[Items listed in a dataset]
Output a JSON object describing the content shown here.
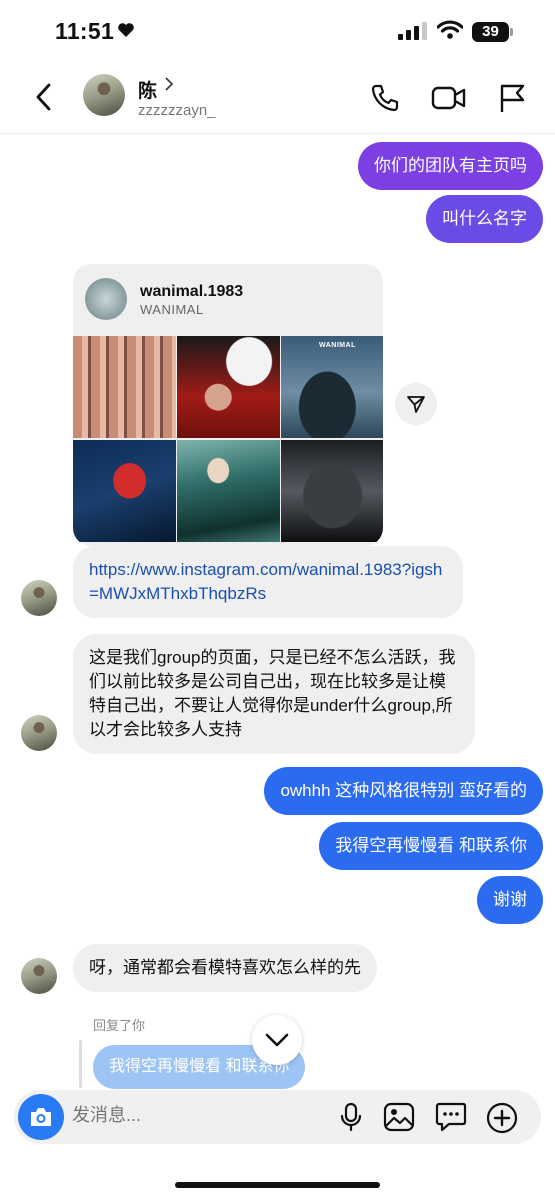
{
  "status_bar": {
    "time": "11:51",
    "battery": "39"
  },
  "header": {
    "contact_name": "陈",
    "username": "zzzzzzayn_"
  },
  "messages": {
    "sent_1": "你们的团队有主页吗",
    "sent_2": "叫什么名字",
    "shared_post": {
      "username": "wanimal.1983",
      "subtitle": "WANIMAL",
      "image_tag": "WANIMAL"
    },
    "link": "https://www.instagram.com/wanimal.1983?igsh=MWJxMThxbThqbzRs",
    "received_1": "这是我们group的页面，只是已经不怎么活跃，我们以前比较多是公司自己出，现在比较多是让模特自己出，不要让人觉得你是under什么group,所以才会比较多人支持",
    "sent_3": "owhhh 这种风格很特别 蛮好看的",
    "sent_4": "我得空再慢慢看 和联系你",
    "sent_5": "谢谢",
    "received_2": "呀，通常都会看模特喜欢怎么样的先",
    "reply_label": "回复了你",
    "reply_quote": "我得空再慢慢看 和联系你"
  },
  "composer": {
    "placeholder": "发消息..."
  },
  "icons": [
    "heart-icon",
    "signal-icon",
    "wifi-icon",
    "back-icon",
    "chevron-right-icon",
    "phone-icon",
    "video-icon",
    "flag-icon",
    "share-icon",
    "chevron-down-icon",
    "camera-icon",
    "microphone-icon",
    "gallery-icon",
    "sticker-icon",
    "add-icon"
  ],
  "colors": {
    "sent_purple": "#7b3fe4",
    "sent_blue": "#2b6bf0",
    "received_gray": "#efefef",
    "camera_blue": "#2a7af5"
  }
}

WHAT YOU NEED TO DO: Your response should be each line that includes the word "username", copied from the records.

RESULT FOR THIS EXERCISE:
    "username": "zzzzzzayn_"
      "username": "wanimal.1983",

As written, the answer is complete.